    Outcomes
                                                                                                                                                                                                                                                                                                                                                                                                                                                                                                                        
    Careful attention to spelling and grammar.



    Well-organized paragraphs help the reader follow your thinking. 
    Several minor errors in grammar and spelling (3-5).





     
    Substantial errors in grammar and spelling (more than 5).

    Construction of paragraphs is confusing.



     
    No evidence. 
    First Disciplinary Competency                                                                                                                                                                                                                              
    Outcomes
    Examine and evaluate strategies that help children become responsible decision-makers. (MoSTEP  1.2.6 EC 6.9 NAEYC 4a, 4b)                                                                                                                                                                                                                                                                                                                                                                                           
    Assignment explains the value of children as decision-makers, both in the curriculum and in the classroom as a community of learners with at least four relevant examples from your readings or observations.  (NAEYC 4a, 4b) Assignment briefly references the value of children as decision-makers, both in the curriculum and in the classroom as a community of learners with at least three relevant examples from your readings or observations.  (NAEYC 4a, 4b) Assignment provides little if any reference to the value of children as decision-makers, both in the curriculum and in the classroom as a community of learners with few relevant examples from readings or observations (two or less). (NAEYC 4a, 4b) 





    No evidence.

     
    Second Disciplinary Competency                                                                                                                                                                                                                             
    Outcomes
    Examine and evaluate strategies to facilitate children's skills in communication and interpersonal relationships, including problem solving and negotiation. (MoSTEP  1.2.5, 1.2.6 EC 6.4 NAEYC Standards 4a, 4b)                                                                                                                                                                                                                                                                                                    
    Assignment clearly explains the contributions of a guidance approach to the child's development of these essential skills.  Examples from the field observations are used to provide a strong understanding of the value of each skill for the child as a learner (two or more relevant examples for each of the four skills identified in the competency).  (NAEYC 4a, 4b) Assignment references the contributions of a guidance approach to the child's development of these essential skills.  Several examples from the field observations are provided (at least one  relevant example for each of the four skills). (NAEYC 4a, 4b) Assignment provides little if any reference to the contributions of a guidance approach to the child's development of these four essential skills.  No relevant examples are provided from the field observations are provided. (NAEYC 4a, 4b) 

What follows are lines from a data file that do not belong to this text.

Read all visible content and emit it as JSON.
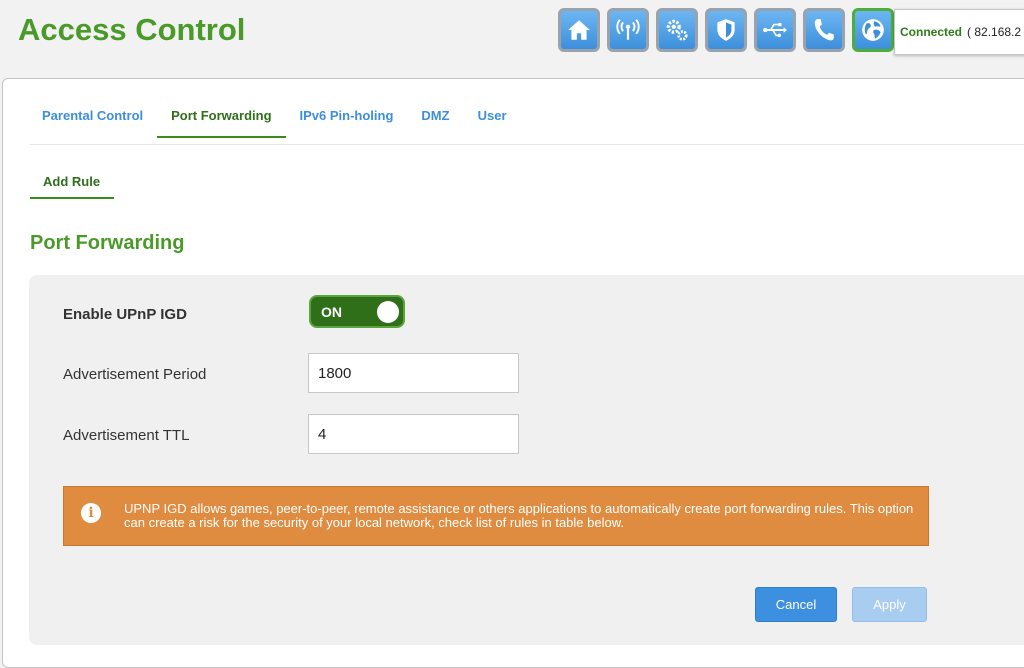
{
  "header": {
    "title": "Access Control",
    "status": "Connected",
    "ip": "( 82.168.2"
  },
  "nav_icons": [
    {
      "name": "home-icon",
      "active": false
    },
    {
      "name": "wireless-icon",
      "active": false
    },
    {
      "name": "settings-icon",
      "active": false
    },
    {
      "name": "shield-icon",
      "active": false
    },
    {
      "name": "usb-icon",
      "active": false
    },
    {
      "name": "phone-icon",
      "active": false
    },
    {
      "name": "globe-icon",
      "active": true
    }
  ],
  "tabs": [
    {
      "label": "Parental Control",
      "active": false
    },
    {
      "label": "Port Forwarding",
      "active": true
    },
    {
      "label": "IPv6 Pin-holing",
      "active": false
    },
    {
      "label": "DMZ",
      "active": false
    },
    {
      "label": "User",
      "active": false
    }
  ],
  "subtabs": [
    {
      "label": "Add Rule",
      "active": true
    }
  ],
  "section_title": "Port Forwarding",
  "form": {
    "upnp_label": "Enable UPnP IGD",
    "upnp_toggle": "ON",
    "period_label": "Advertisement Period",
    "period_value": "1800",
    "ttl_label": "Advertisement TTL",
    "ttl_value": "4"
  },
  "info": {
    "icon": "info-icon",
    "text": "UPNP IGD allows games, peer-to-peer, remote assistance or others applications to automatically create port forwarding rules. This option can create a risk for the security of your local network, check list of rules in table below."
  },
  "buttons": {
    "cancel": "Cancel",
    "apply": "Apply"
  },
  "colors": {
    "brand_green": "#4a9a2a",
    "link_blue": "#3d8fdb",
    "warning_orange": "#e08c40",
    "toggle_green": "#2f6f1a"
  }
}
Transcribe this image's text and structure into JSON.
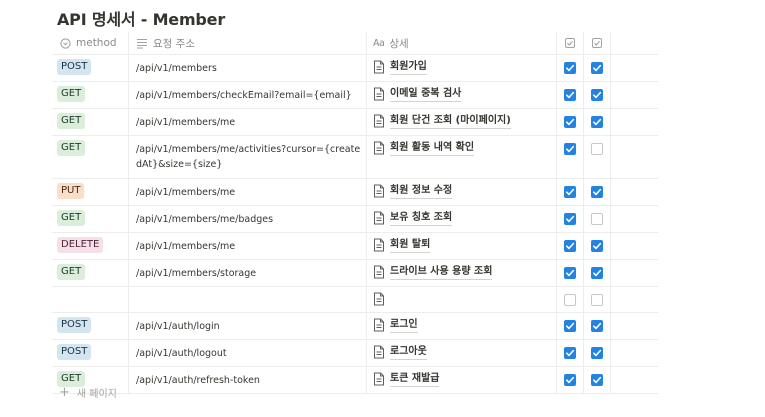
{
  "title": "API 명세서 - Member",
  "columns": {
    "method": "method",
    "url": "요청 주소",
    "desc": "상세",
    "desc_prefix": "Aa"
  },
  "colors": {
    "POST": {
      "bg": "#d3e5ef",
      "fg": "#183347"
    },
    "GET": {
      "bg": "#dbeddb",
      "fg": "#1c3829"
    },
    "PUT": {
      "bg": "#fadec9",
      "fg": "#49290e"
    },
    "DELETE": {
      "bg": "#f5e0e9",
      "fg": "#4c2337"
    },
    "checkbox": "#2383e2"
  },
  "rows": [
    {
      "method": "POST",
      "url": "/api/v1/members",
      "desc": "회원가입",
      "c1": true,
      "c2": true
    },
    {
      "method": "GET",
      "url": "/api/v1/members/checkEmail?email={email}",
      "desc": "이메일 중복 검사",
      "c1": true,
      "c2": true
    },
    {
      "method": "GET",
      "url": "/api/v1/members/me",
      "desc": "회원 단건 조회 (마이페이지)",
      "c1": true,
      "c2": true
    },
    {
      "method": "GET",
      "url": "/api/v1/members/me/activities?cursor={createdAt}&size={size}",
      "desc": "회원 활동 내역 확인",
      "c1": true,
      "c2": false
    },
    {
      "method": "PUT",
      "url": "/api/v1/members/me",
      "desc": "회원 정보 수정",
      "c1": true,
      "c2": true
    },
    {
      "method": "GET",
      "url": "/api/v1/members/me/badges",
      "desc": "보유 칭호 조회",
      "c1": true,
      "c2": false
    },
    {
      "method": "DELETE",
      "url": "/api/v1/members/me",
      "desc": "회원 탈퇴",
      "c1": true,
      "c2": true
    },
    {
      "method": "GET",
      "url": "/api/v1/members/storage",
      "desc": "드라이브 사용 용량 조회",
      "c1": true,
      "c2": true
    },
    {
      "method": "",
      "url": "",
      "desc": "",
      "c1": false,
      "c2": false
    },
    {
      "method": "POST",
      "url": "/api/v1/auth/login",
      "desc": "로그인",
      "c1": true,
      "c2": true
    },
    {
      "method": "POST",
      "url": "/api/v1/auth/logout",
      "desc": "로그아웃",
      "c1": true,
      "c2": true
    },
    {
      "method": "GET",
      "url": "/api/v1/auth/refresh-token",
      "desc": "토큰 재발급",
      "c1": true,
      "c2": true
    }
  ],
  "new_page": "새 페이지"
}
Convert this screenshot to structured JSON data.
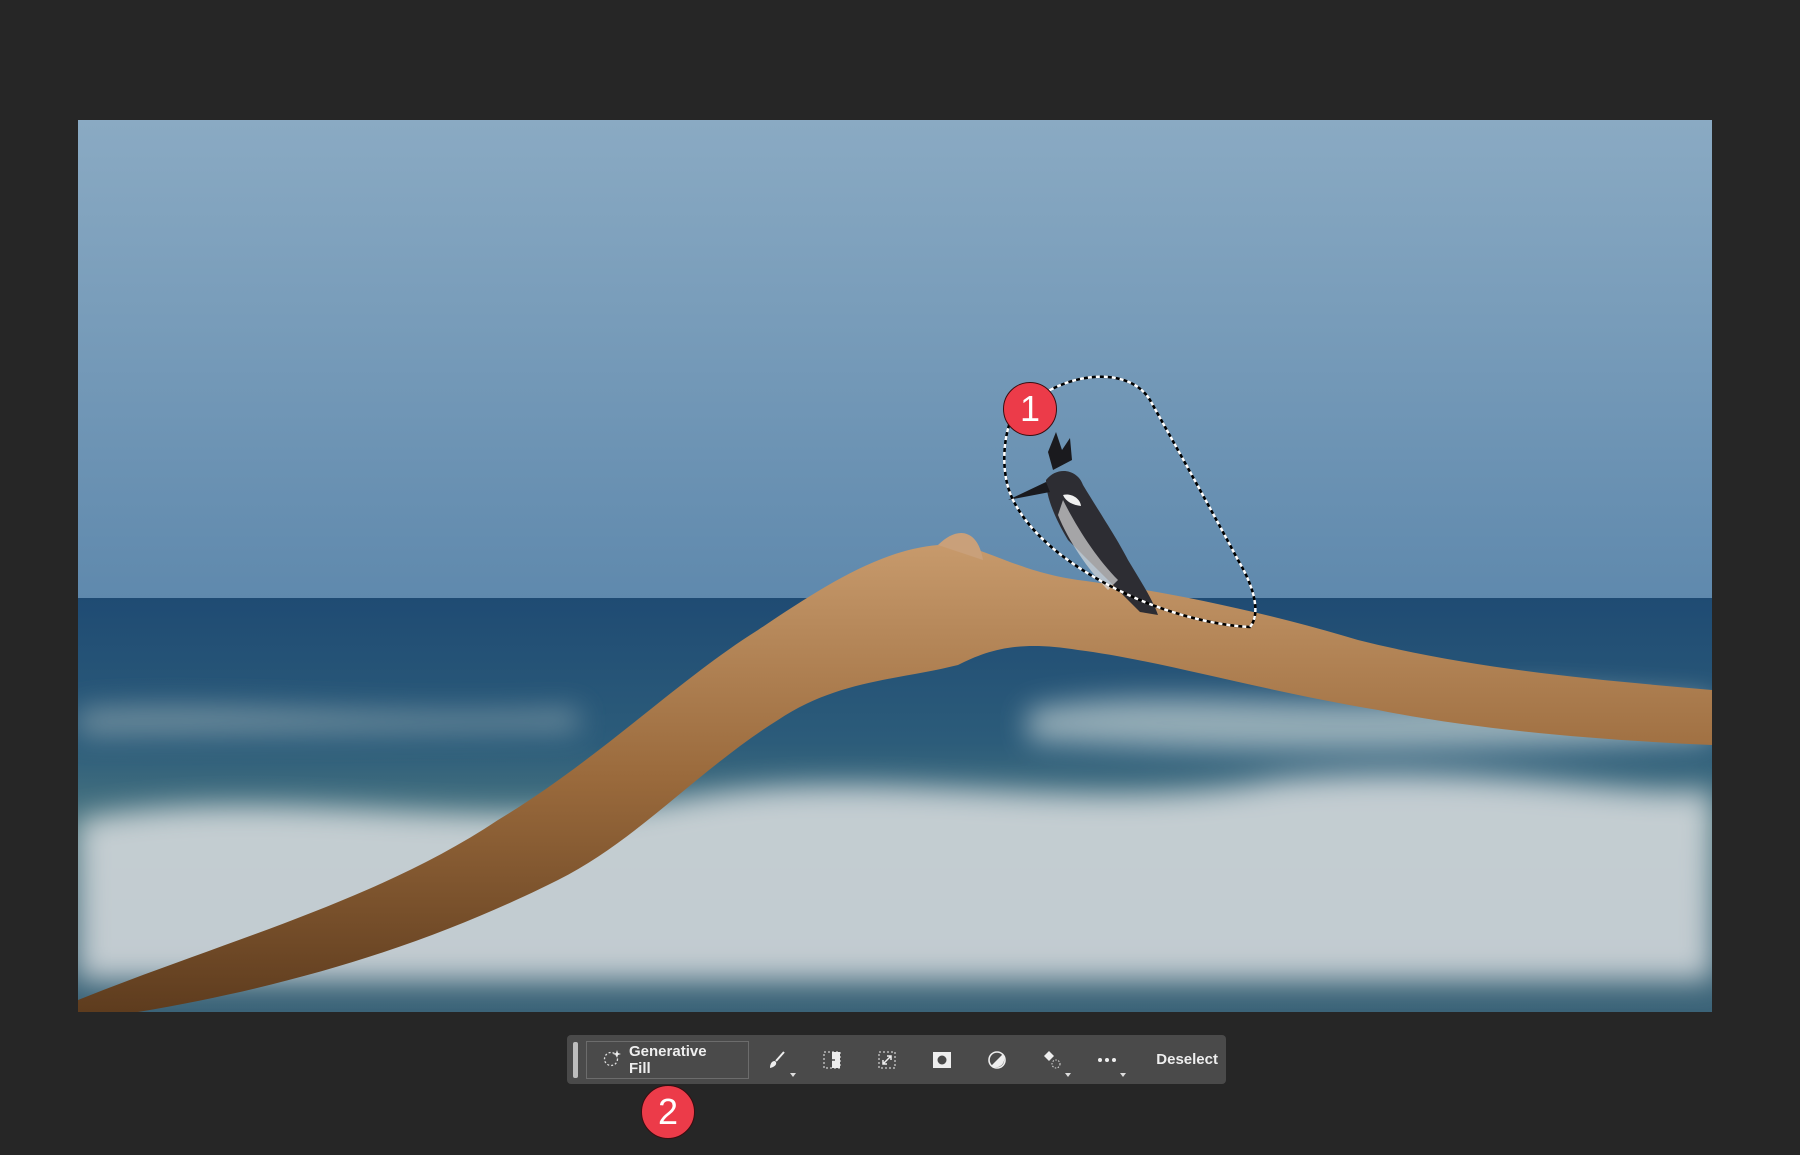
{
  "canvas": {
    "description_label": "photo-canvas"
  },
  "toolbar": {
    "generative_fill_label": "Generative Fill",
    "tools": [
      {
        "icon": "brush-icon",
        "has_menu": true
      },
      {
        "icon": "select-subject-icon",
        "has_menu": false
      },
      {
        "icon": "transform-selection-icon",
        "has_menu": false
      },
      {
        "icon": "mask-icon",
        "has_menu": false
      },
      {
        "icon": "adjustment-icon",
        "has_menu": false
      },
      {
        "icon": "fill-bucket-icon",
        "has_menu": true
      },
      {
        "icon": "more-icon",
        "has_menu": true
      }
    ],
    "deselect_label": "Deselect"
  },
  "callouts": {
    "one": "1",
    "two": "2"
  },
  "colors": {
    "badge": "#ec3b49",
    "toolbar": "#4a4a4a",
    "background": "#262626"
  }
}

    No evidence.

     

    Copyright:

    This material is protected by copyright and can not be reused without author permission.

    Last Updated:1/9/2008 5:14:30 PM